### AVAILABLE DATA

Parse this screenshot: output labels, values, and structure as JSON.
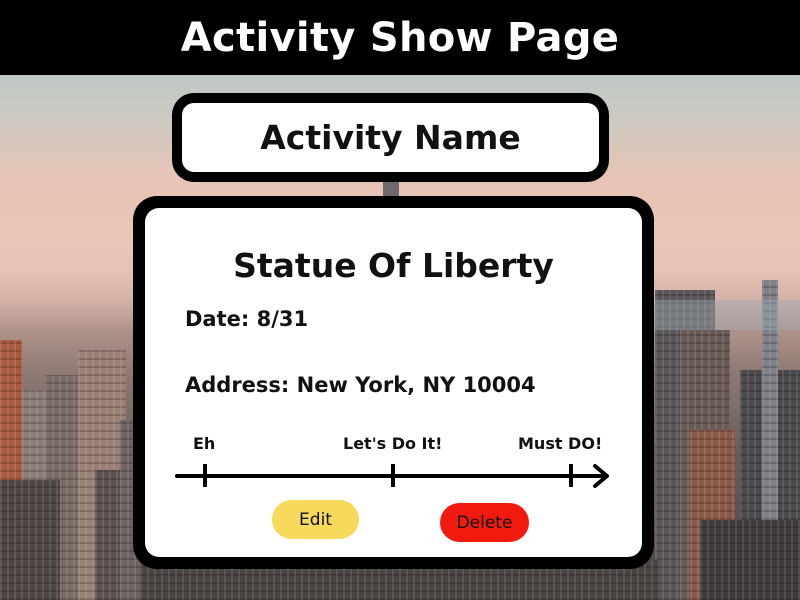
{
  "header": {
    "title": "Activity Show Page"
  },
  "activity_name_label": "Activity Name",
  "activity": {
    "name": "Statue Of Liberty",
    "date_label": "Date: 8/31",
    "address_label": "Address: New York, NY 10004"
  },
  "rating_scale": {
    "labels": [
      "Eh",
      "Let's Do It!",
      "Must DO!"
    ]
  },
  "actions": {
    "edit_label": "Edit",
    "delete_label": "Delete"
  },
  "colors": {
    "header_bg": "#000000",
    "edit_button": "#f7d95b",
    "delete_button": "#f2190f"
  }
}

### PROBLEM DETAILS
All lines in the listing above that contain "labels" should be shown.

### EXPECTED ANSWER
Parse this screenshot: output labels, values, and structure as JSON.
    "labels": [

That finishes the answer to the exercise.